During the birthday dinner, Jack picks an argument with eldest son, Buddy, daring him to show some backbone. After the dinner breaks up, he takes teenaged son, Billy, out to play pool and drink beer, trying to demonstrate to him how a man ought to behave. Jack confides in Billy that he is not content with his life.

No one even touches the birthday cake Alma made. Later in the evening, she shares some of it with her neighbor, Fan, while Fan tries to convince her to take up smoking and casual drinking to impress Jack.

While her father dallies with Ruby, his 19-year-old mistress, Virginia Duval becomes lovers for the first time with boyfriend Wyatt, a medical student, who then says he cannot marry her because he needs to be with someone of greater position and wealth.

Alma has been holding onto a belief that if she can move the family back to her hometown, where she and Jack started out, everything will be all right. But she slaps Jack after discovering his affair. He decides to leave her and move to Florida, but he and Ruby are promptly killed in a car crash.

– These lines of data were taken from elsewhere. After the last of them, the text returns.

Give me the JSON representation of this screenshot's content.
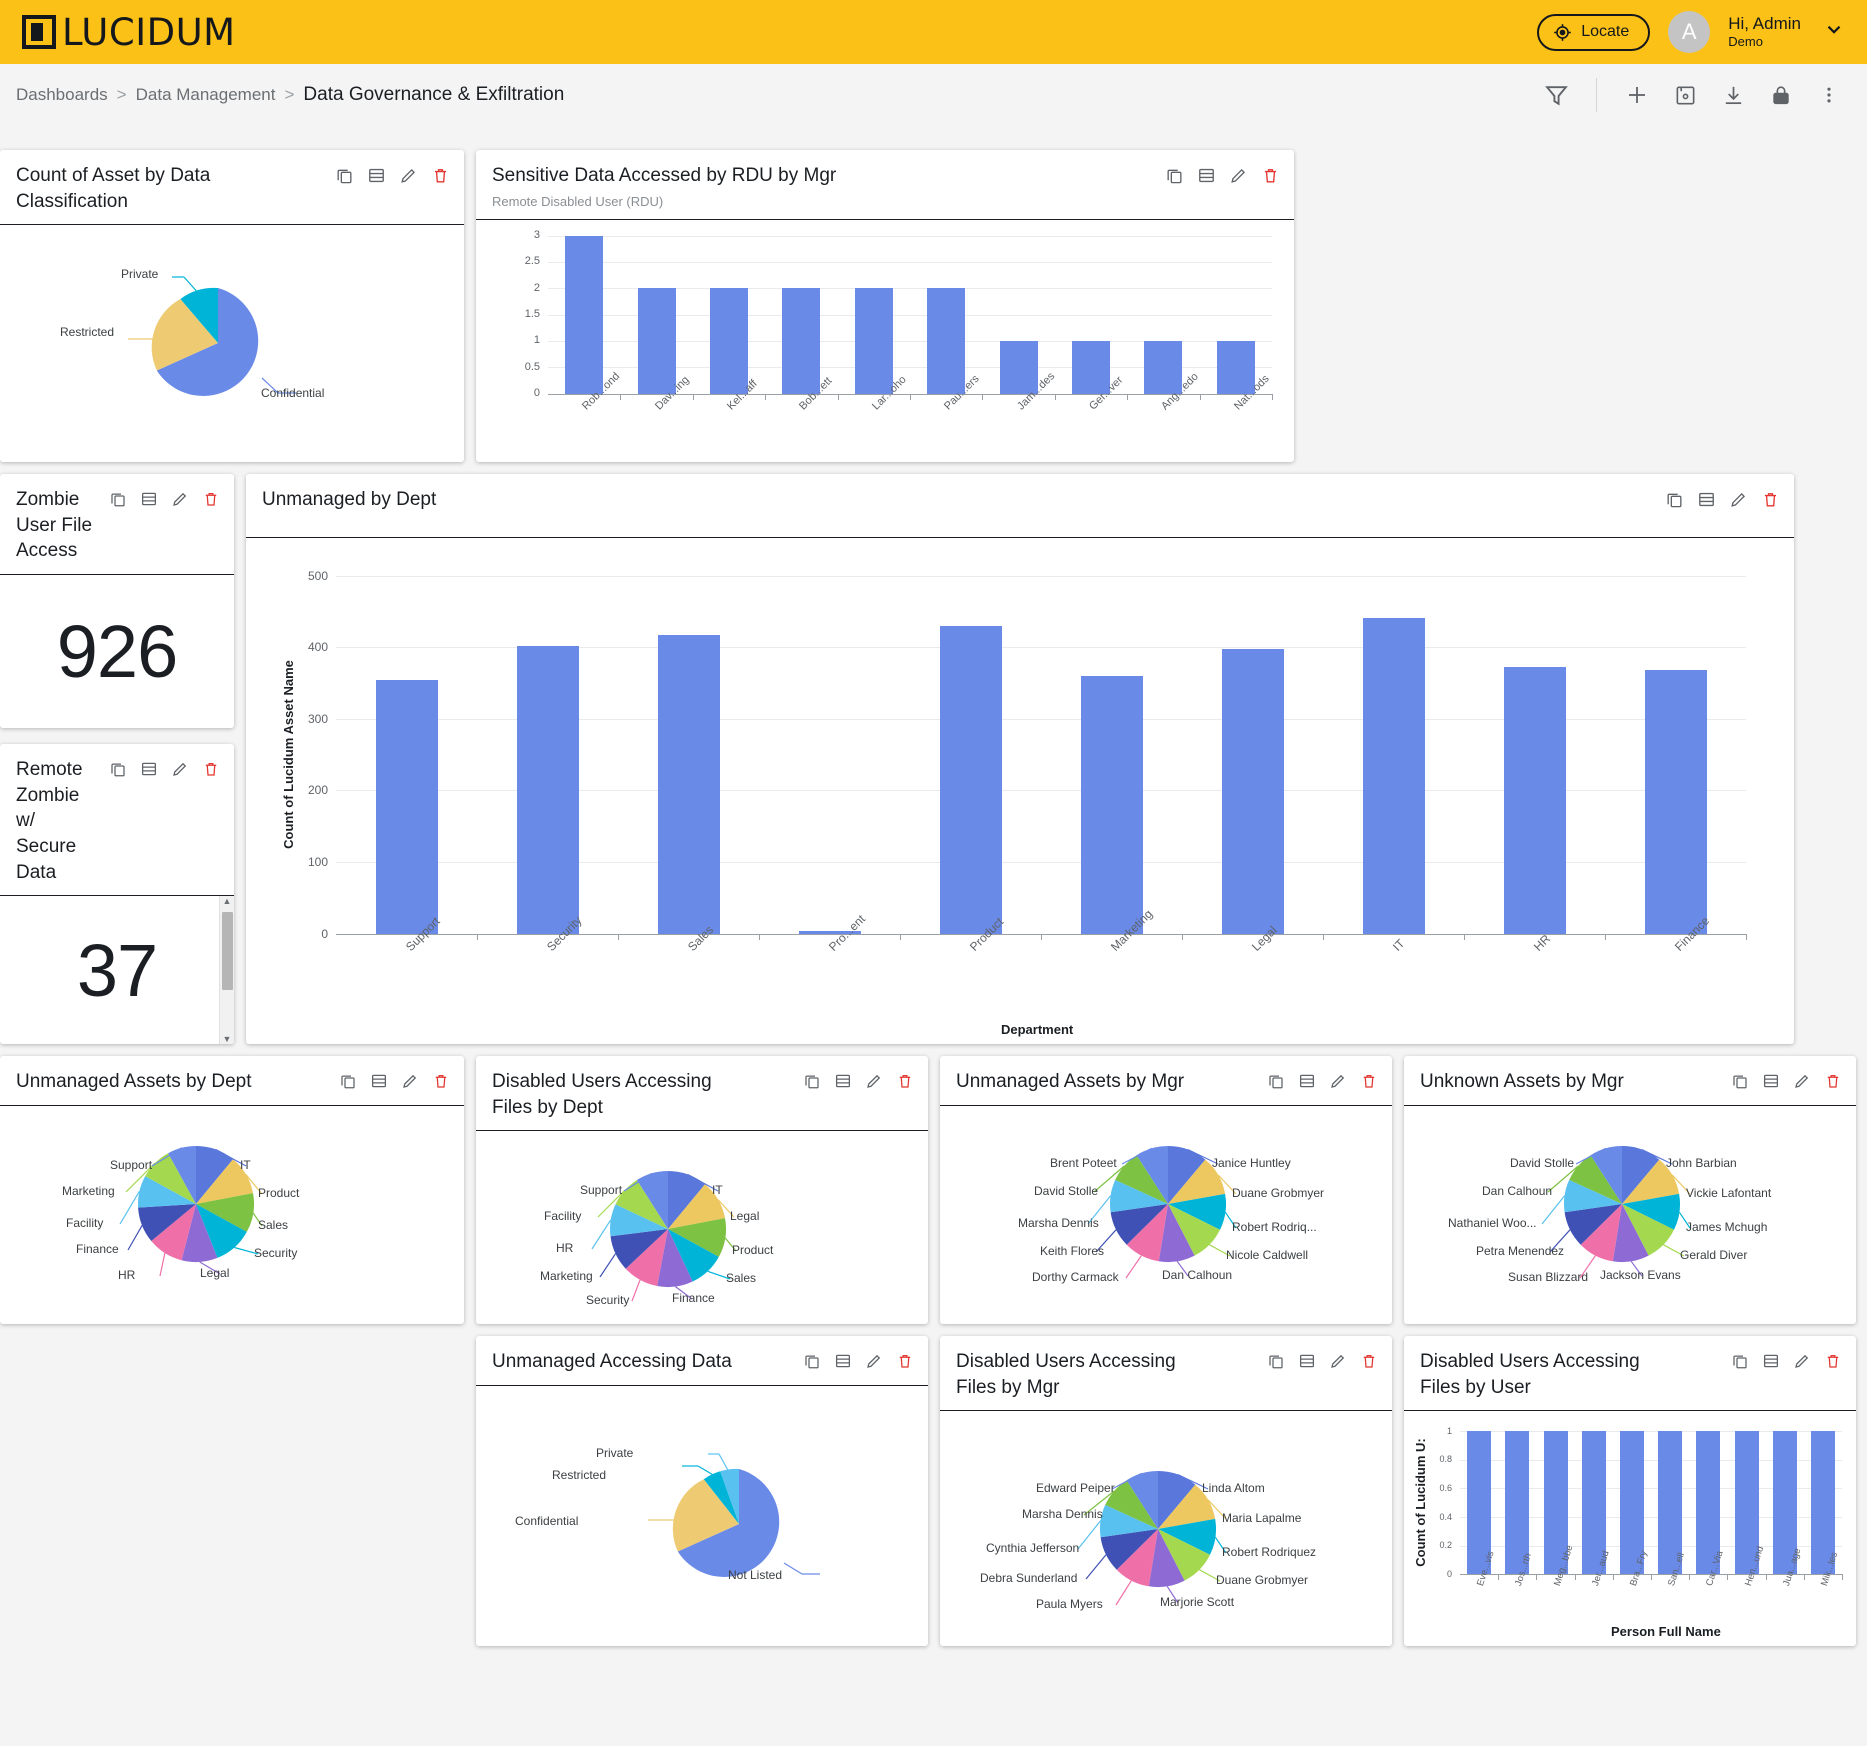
{
  "header": {
    "brand": "LUCIDUM",
    "brand_icon": "lucidum-logo-icon",
    "accent_color": "#fcc117",
    "locate_label": "Locate",
    "locate_icon": "crosshair-icon",
    "avatar_letter": "A",
    "user_greeting": "Hi, Admin",
    "user_tenant": "Demo",
    "chevron_icon": "chevron-down-icon"
  },
  "breadcrumb": {
    "items": [
      "Dashboards",
      "Data Management"
    ],
    "separator": ">",
    "current": "Data Governance & Exfiltration"
  },
  "toolbar": {
    "filter_icon": "filter-icon",
    "add_icon": "plus-icon",
    "save_icon": "save-icon",
    "download_icon": "download-icon",
    "lock_icon": "lock-icon",
    "more_icon": "more-vertical-icon"
  },
  "card_actions": {
    "copy": "copy-icon",
    "table": "table-icon",
    "edit": "pencil-icon",
    "delete": "trash-icon"
  },
  "cards": [
    {
      "id": "count-asset-by-classification",
      "title": "Count of Asset by Data Classification"
    },
    {
      "id": "sensitive-data-rdu-by-mgr",
      "title": "Sensitive Data Accessed by RDU by Mgr",
      "subtitle": "Remote Disabled User (RDU)"
    },
    {
      "id": "zombie-user-file-access",
      "title": "Zombie User File Access",
      "value": "926"
    },
    {
      "id": "remote-zombie-secure-data",
      "title": "Remote Zombie w/ Secure Data",
      "value": "37"
    },
    {
      "id": "unmanaged-by-dept",
      "title": "Unmanaged by Dept"
    },
    {
      "id": "unmanaged-assets-by-dept",
      "title": "Unmanaged Assets by Dept"
    },
    {
      "id": "disabled-users-files-by-dept",
      "title": "Disabled Users Accessing Files by Dept"
    },
    {
      "id": "unmanaged-assets-by-mgr",
      "title": "Unmanaged Assets by Mgr"
    },
    {
      "id": "unknown-assets-by-mgr",
      "title": "Unknown Assets by Mgr"
    },
    {
      "id": "unmanaged-accessing-data",
      "title": "Unmanaged Accessing Data"
    },
    {
      "id": "disabled-users-files-by-mgr",
      "title": "Disabled Users Accessing Files by Mgr"
    },
    {
      "id": "disabled-users-files-by-user",
      "title": "Disabled Users Accessing Files by User"
    }
  ],
  "chart_data": [
    {
      "id": "count-asset-by-classification",
      "type": "pie",
      "title": "Count of Asset by Data Classification",
      "labels": [
        "Confidential",
        "Restricted",
        "Private"
      ],
      "values": [
        72,
        18,
        10
      ],
      "colors": [
        "#6a8ae8",
        "#eecb73",
        "#00b4d8"
      ],
      "legend": "labels-outside"
    },
    {
      "id": "sensitive-data-rdu-by-mgr",
      "type": "bar",
      "title": "Sensitive Data Accessed by RDU by Mgr",
      "subtitle": "Remote Disabled User (RDU)",
      "categories": [
        "Rob...ond",
        "Dav...ing",
        "Kel...aff",
        "Bob...ett",
        "Lar...oho",
        "Pau...ers",
        "Jam...des",
        "Ger...ver",
        "Ang...edo",
        "Nat...ods"
      ],
      "values": [
        3,
        2,
        2,
        2,
        2,
        2,
        1,
        1,
        1,
        1
      ],
      "ylim": [
        0,
        3
      ],
      "yticks": [
        "0",
        "0.5",
        "1",
        "1.5",
        "2",
        "2.5",
        "3"
      ],
      "xlabel": "",
      "ylabel": "",
      "grid": true,
      "color": "#6a8ae8"
    },
    {
      "id": "unmanaged-by-dept",
      "type": "bar",
      "title": "Unmanaged by Dept",
      "categories": [
        "Support",
        "Security",
        "Sales",
        "Pro...ent",
        "Product",
        "Marketing",
        "Legal",
        "IT",
        "HR",
        "Finance"
      ],
      "values": [
        354,
        402,
        417,
        3,
        430,
        360,
        397,
        441,
        372,
        368
      ],
      "ylim": [
        0,
        500
      ],
      "yticks": [
        "0",
        "100",
        "200",
        "300",
        "400",
        "500"
      ],
      "xlabel": "Department",
      "ylabel": "Count of Lucidum Asset Name",
      "grid": true,
      "color": "#6a8ae8"
    },
    {
      "id": "unmanaged-assets-by-dept",
      "type": "pie",
      "title": "Unmanaged Assets by Dept",
      "labels": [
        "IT",
        "Product",
        "Sales",
        "Security",
        "Legal",
        "HR",
        "Finance",
        "Facility",
        "Marketing",
        "Support"
      ],
      "values": [
        11,
        11,
        11,
        11,
        10,
        10,
        10,
        9,
        9,
        8
      ],
      "colors": [
        "#5a77db",
        "#edc75f",
        "#7dc242",
        "#00b4d8",
        "#8e6bd4",
        "#ef6fa8",
        "#3f51b5",
        "#59c1ef",
        "#a4d94f",
        "#6a8ae8"
      ]
    },
    {
      "id": "disabled-users-files-by-dept",
      "type": "pie",
      "title": "Disabled Users Accessing Files by Dept",
      "labels": [
        "IT",
        "Legal",
        "Product",
        "Sales",
        "Finance",
        "Security",
        "Marketing",
        "HR",
        "Facility",
        "Support"
      ],
      "values": [
        11,
        11,
        11,
        10,
        10,
        10,
        10,
        9,
        9,
        9
      ],
      "colors": [
        "#5a77db",
        "#edc75f",
        "#7dc242",
        "#00b4d8",
        "#8e6bd4",
        "#ef6fa8",
        "#3f51b5",
        "#59c1ef",
        "#a4d94f",
        "#6a8ae8"
      ]
    },
    {
      "id": "unmanaged-assets-by-mgr",
      "type": "pie",
      "title": "Unmanaged Assets by Mgr",
      "labels": [
        "Janice Huntley",
        "Duane Grobmyer",
        "Robert Rodriq...",
        "Nicole Caldwell",
        "Dan Calhoun",
        "Dorthy Carmack",
        "Keith Flores",
        "Marsha Dennis",
        "David Stolle",
        "Brent Poteet"
      ],
      "values": [
        11,
        11,
        10,
        10,
        10,
        10,
        10,
        9,
        9,
        9
      ],
      "colors": [
        "#5a77db",
        "#edc75f",
        "#00b4d8",
        "#a4d94f",
        "#8e6bd4",
        "#ef6fa8",
        "#3f51b5",
        "#59c1ef",
        "#7dc242",
        "#6a8ae8"
      ]
    },
    {
      "id": "unknown-assets-by-mgr",
      "type": "pie",
      "title": "Unknown Assets by Mgr",
      "labels": [
        "John Barbian",
        "Vickie Lafontant",
        "James Mchugh",
        "Gerald Diver",
        "Jackson Evans",
        "Susan Blizzard",
        "Petra Menendez",
        "Nathaniel Woo...",
        "Dan Calhoun",
        "David Stolle"
      ],
      "values": [
        11,
        11,
        10,
        10,
        10,
        10,
        10,
        9,
        9,
        9
      ],
      "colors": [
        "#5a77db",
        "#edc75f",
        "#00b4d8",
        "#a4d94f",
        "#8e6bd4",
        "#ef6fa8",
        "#3f51b5",
        "#59c1ef",
        "#7dc242",
        "#6a8ae8"
      ]
    },
    {
      "id": "unmanaged-accessing-data",
      "type": "pie",
      "title": "Unmanaged Accessing Data",
      "labels": [
        "Not Listed",
        "Confidential",
        "Restricted",
        "Private"
      ],
      "values": [
        72,
        18,
        6,
        4
      ],
      "colors": [
        "#6a8ae8",
        "#eecb73",
        "#00b4d8",
        "#59c1ef"
      ]
    },
    {
      "id": "disabled-users-files-by-mgr",
      "type": "pie",
      "title": "Disabled Users Accessing Files by Mgr",
      "labels": [
        "Linda Altom",
        "Maria Lapalme",
        "Robert Rodriquez",
        "Duane Grobmyer",
        "Marjorie Scott",
        "Paula Myers",
        "Debra Sunderland",
        "Cynthia Jefferson",
        "Marsha Dennis",
        "Edward Peiper"
      ],
      "values": [
        11,
        11,
        10,
        10,
        10,
        10,
        10,
        9,
        9,
        9
      ],
      "colors": [
        "#5a77db",
        "#edc75f",
        "#00b4d8",
        "#a4d94f",
        "#8e6bd4",
        "#ef6fa8",
        "#3f51b5",
        "#59c1ef",
        "#7dc242",
        "#6a8ae8"
      ]
    },
    {
      "id": "disabled-users-files-by-user",
      "type": "bar",
      "title": "Disabled Users Accessing Files by User",
      "categories": [
        "Eve...vis",
        "Jos...rth",
        "Meg...bbe",
        "Jer...aud",
        "Bra...Fry",
        "San...ell",
        "Car...Via",
        "Hen...und",
        "Jua...age",
        "Mik...les"
      ],
      "values": [
        1,
        1,
        1,
        1,
        1,
        1,
        1,
        1,
        1,
        1
      ],
      "ylim": [
        0,
        1
      ],
      "yticks": [
        "0",
        "0.2",
        "0.4",
        "0.6",
        "0.8",
        "1"
      ],
      "xlabel": "Person Full Name",
      "ylabel": "Count of Lucidum U:",
      "grid": true,
      "color": "#6a8ae8"
    }
  ]
}
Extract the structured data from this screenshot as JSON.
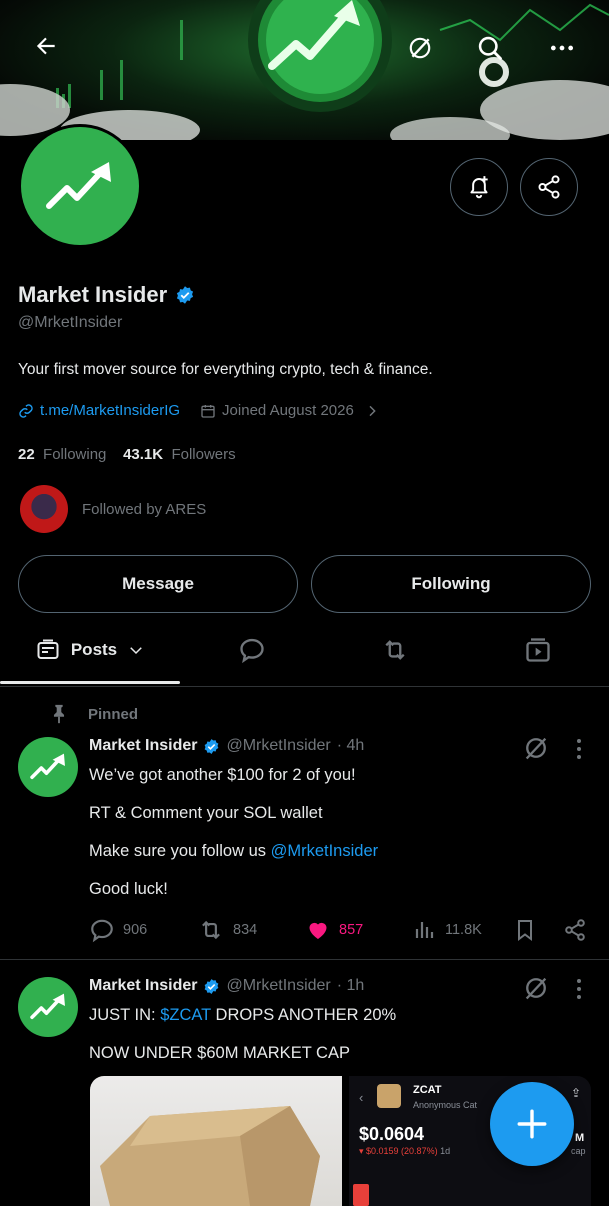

Alma and her children ultimately return to the hometown, to bury Jack, but she realizes that people and places there have changed too much, there is no true happiness to be found there, either. The family goes home, with Alma insisting that the future for them all will be successful and joyous.



The screenplay for Hot Spell was developed from an unproduced play by Lonnie Coleman, Next of Kin, purchased by producer Hal Wallis in June 1956.[3] Production occurred from January 23 to early March 1957, with filming in Pasadena and Chatsworth, California.[4]


Hot Spell had its premiere in New Orleans on May 21, 1958, and went into wide release in June.[4]

Bosley Crowther of the The New York Times gave it a moderately good review, singling out Booth, Quinn, and MacLaine for their portrayals.[5]

In pop culture[edit]

During the 2010 film Valentine's Day, Estelle and Edgar Paddington (played by MacLaine and Héctor Elizondo) reunite at a showing of Hot Spell at the Hollywood Forever Cemetery. Edgar points to MacLaine on the screen and tells Jason Morris (played by Topher Grace), "that's my trifecta".

See also[edit]


  1. ^ Goble, Alan (1999). The Complete Index to Literary Sources in Film. Walter de Gruyter. p. 802. ISBN 978-3-11-095194-3.
  2. ^ "Hot Spell (1958) – Overview". Turner Classic Movies Database. Retrieved 2015-08-12. CS1 maint: discouraged parameter (link)
  3. ^ "Hot Spell (1958) – Notes". Turner Classic Movies Database. Retrieved 2015-08-12. CS1 maint: discouraged parameter (link)
  4. ^ a b "Hot Spell (1958) – Original print infofmation". Turner Classic Movies Database. Retrieved 2015-08-12. CS1 maint: discouraged parameter (link)
  5. ^ Crowther, Bosley (September 15, 1958). "'Hot Spell'; Film at Guild Deals with Marital Rift". Movies. New York Times. Retrieved 2015-08-12. CS1 maint: discouraged parameter (link)

External links[edit]